In Q3 of last year, AMD released the first CPUs based on its highly anticipated Zen 4 architecture. Not only did their Ryzen 7000 parts raise the bar in terms of performance compared with the previous Ryzen 5000 series, but it also gave birth to AMD's latest platform, AM5. Some of the most significant benefits of Zen 4 and the AM5 platform include support for PCIe 5.0, DDR5 memory, and access to the latest and greatest of what's available in controller sets. While the competition at the higher end of the x86 processor market is a metaphorical firefight with heavy weaponry, AMD has struggled to offer users on tighter budgets anything to sink their teeth into. It's clear Zen 4 is a powerful and...
Early this morning AMD officially launched its first six-core Thuban processors: the Phenom II X6 1090T and 1055T. The last thing we would dream of doing is complain about...12 by Anand Lal Shimpi on 4/27/2010
AMD's Phenom II X6 is here based on the brand new Thuban core. Boasting Turbo Core support and nearly 1 billion transistors, AMD is willing to sell you six...168 by Anand Lal Shimpi on 4/27/2010
Last month Intel introduced its first desktop 6-core CPU, the 32nm Gulftown Core i7 980X. Running at 3.33GHz we loved the fact that it’s quite possibly the first Extreme...59 by Anand Lal Shimpi on 4/8/2010
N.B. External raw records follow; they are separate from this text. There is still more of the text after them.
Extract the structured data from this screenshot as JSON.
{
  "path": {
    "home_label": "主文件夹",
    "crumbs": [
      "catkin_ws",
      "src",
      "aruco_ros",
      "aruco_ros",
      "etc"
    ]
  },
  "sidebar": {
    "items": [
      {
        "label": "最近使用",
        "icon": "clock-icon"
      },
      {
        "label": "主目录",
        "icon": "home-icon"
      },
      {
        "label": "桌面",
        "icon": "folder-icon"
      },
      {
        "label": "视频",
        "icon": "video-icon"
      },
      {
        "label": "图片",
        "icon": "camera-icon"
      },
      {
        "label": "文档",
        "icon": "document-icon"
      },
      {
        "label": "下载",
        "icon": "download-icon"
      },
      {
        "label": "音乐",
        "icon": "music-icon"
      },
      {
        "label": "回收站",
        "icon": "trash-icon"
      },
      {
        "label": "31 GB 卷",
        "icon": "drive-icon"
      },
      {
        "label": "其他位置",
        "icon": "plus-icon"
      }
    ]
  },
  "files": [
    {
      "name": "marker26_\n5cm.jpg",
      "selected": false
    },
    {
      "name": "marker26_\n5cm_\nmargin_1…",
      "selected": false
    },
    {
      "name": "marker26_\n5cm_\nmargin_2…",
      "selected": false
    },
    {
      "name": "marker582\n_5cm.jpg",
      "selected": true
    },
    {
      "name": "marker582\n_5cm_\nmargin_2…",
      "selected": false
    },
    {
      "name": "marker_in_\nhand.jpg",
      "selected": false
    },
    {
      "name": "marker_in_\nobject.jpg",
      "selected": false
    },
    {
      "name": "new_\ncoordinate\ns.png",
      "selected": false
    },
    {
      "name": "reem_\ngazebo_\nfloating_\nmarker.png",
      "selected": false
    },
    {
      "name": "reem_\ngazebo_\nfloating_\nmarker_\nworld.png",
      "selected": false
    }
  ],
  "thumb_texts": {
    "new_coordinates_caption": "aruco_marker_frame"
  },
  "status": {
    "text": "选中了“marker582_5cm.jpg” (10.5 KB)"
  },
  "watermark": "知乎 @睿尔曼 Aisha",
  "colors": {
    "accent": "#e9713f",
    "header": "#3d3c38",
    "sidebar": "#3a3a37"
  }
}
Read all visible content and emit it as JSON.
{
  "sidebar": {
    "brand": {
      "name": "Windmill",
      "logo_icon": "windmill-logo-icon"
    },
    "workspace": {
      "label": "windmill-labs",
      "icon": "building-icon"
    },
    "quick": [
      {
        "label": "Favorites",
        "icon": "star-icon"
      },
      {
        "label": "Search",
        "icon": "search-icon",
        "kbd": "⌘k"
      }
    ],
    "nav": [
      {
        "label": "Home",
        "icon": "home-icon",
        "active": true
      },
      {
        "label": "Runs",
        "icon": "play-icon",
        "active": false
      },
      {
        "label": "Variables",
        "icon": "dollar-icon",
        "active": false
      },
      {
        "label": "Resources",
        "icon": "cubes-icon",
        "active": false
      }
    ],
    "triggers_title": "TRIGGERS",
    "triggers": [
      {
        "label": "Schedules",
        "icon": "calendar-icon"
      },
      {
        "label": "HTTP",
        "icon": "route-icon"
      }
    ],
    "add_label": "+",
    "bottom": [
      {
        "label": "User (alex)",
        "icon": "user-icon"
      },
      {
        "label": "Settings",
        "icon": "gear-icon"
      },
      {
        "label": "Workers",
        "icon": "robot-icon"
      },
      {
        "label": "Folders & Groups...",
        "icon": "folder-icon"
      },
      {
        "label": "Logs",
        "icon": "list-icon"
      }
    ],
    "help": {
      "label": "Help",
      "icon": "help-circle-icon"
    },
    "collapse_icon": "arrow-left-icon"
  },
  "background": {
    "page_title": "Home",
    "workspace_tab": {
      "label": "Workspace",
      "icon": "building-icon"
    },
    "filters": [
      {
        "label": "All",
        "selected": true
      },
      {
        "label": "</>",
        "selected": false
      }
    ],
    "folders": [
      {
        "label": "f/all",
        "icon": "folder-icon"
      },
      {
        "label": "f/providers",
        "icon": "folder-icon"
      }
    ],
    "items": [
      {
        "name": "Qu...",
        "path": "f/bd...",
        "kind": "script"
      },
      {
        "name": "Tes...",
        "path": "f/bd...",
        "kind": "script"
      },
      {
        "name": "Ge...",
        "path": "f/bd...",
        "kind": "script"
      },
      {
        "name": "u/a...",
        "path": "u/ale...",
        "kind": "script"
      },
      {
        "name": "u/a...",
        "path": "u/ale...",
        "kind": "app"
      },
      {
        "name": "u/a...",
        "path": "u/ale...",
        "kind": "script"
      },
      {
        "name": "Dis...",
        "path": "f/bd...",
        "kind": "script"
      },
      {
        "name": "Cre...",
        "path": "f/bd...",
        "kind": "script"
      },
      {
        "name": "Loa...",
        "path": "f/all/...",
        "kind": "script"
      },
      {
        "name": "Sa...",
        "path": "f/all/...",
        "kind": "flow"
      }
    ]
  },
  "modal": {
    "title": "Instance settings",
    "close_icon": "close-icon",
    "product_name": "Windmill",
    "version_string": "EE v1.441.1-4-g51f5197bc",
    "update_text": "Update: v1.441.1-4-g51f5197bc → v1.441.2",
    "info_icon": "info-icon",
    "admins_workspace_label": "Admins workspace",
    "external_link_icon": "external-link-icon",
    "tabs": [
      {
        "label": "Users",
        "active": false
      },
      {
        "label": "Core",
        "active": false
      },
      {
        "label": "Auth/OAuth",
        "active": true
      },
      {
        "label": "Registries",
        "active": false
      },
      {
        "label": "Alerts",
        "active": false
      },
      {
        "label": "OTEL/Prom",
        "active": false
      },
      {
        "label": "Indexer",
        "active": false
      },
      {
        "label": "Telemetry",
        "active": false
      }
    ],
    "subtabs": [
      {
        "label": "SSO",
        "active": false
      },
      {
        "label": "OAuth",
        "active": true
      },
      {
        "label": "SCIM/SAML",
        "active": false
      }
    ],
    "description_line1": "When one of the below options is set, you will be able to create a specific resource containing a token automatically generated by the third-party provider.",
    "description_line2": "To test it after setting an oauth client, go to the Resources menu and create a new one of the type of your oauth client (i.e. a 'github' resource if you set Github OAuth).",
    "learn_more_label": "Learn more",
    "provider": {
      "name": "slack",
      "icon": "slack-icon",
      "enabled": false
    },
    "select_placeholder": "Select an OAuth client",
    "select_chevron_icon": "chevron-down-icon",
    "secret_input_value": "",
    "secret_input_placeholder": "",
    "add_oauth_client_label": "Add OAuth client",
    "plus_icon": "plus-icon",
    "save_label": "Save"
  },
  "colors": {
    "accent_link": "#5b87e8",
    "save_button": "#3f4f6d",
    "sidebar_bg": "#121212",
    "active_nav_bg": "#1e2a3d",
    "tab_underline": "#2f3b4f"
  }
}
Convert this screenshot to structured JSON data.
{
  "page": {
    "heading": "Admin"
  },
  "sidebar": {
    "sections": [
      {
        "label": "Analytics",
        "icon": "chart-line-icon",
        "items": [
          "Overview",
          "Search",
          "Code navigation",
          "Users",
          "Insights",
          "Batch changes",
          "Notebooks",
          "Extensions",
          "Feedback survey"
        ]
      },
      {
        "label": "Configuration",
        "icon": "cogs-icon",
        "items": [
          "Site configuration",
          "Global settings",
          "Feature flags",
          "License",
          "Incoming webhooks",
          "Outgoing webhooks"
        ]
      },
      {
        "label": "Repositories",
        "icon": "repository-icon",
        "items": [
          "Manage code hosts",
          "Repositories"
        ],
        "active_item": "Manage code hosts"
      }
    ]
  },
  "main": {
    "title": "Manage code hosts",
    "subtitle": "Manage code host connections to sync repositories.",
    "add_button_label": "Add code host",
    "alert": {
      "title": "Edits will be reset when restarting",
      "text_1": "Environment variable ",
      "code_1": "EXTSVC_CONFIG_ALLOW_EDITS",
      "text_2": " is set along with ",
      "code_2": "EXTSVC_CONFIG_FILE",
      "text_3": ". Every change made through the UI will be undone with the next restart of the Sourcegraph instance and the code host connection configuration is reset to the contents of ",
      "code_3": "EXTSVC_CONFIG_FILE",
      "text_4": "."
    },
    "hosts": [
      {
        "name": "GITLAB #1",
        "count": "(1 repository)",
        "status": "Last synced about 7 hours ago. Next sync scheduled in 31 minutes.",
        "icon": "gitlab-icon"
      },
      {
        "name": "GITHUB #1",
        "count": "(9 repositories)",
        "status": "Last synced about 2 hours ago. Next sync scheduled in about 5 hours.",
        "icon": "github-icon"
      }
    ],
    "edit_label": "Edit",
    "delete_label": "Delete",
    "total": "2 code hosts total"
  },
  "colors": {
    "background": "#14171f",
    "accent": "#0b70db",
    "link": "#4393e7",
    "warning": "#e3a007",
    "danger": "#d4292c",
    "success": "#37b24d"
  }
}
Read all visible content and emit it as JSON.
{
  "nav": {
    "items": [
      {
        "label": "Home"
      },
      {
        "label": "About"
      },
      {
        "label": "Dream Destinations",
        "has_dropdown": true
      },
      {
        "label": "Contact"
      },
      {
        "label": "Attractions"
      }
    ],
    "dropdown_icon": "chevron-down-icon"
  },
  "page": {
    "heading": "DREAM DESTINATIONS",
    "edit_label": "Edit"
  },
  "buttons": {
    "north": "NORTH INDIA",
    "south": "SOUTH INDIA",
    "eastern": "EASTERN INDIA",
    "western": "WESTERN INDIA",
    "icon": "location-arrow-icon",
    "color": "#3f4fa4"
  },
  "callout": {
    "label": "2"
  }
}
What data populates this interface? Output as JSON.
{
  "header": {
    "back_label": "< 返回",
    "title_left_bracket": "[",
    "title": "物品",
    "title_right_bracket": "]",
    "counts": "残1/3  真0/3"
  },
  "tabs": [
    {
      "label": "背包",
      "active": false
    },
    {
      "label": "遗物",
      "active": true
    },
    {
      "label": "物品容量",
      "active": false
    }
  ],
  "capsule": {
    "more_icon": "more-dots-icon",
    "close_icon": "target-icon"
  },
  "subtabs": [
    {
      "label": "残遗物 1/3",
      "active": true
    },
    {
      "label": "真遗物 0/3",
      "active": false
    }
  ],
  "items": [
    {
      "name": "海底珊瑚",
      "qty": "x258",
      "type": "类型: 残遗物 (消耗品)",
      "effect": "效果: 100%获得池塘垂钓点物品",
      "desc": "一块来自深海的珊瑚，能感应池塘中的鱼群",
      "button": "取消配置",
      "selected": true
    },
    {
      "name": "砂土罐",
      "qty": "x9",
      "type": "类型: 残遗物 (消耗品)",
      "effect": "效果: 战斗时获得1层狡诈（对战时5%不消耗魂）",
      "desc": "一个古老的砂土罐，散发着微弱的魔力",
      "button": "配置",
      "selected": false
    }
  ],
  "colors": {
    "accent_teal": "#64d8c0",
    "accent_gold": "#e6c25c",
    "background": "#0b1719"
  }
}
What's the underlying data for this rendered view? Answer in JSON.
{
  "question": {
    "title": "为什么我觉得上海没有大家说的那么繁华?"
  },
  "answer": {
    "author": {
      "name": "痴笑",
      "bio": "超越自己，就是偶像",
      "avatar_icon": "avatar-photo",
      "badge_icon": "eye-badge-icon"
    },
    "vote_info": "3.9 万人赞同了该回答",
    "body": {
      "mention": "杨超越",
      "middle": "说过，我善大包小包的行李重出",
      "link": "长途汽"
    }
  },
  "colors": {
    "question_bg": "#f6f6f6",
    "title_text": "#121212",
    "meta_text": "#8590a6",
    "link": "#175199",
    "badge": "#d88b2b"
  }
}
In recent years, Acer has been doing an admirable job of condensing respectable hardware into affordable machines. Each successive generation, Acer has usually had one or two solid notebooks...31 by Dustin Sklavos on 4/2/2010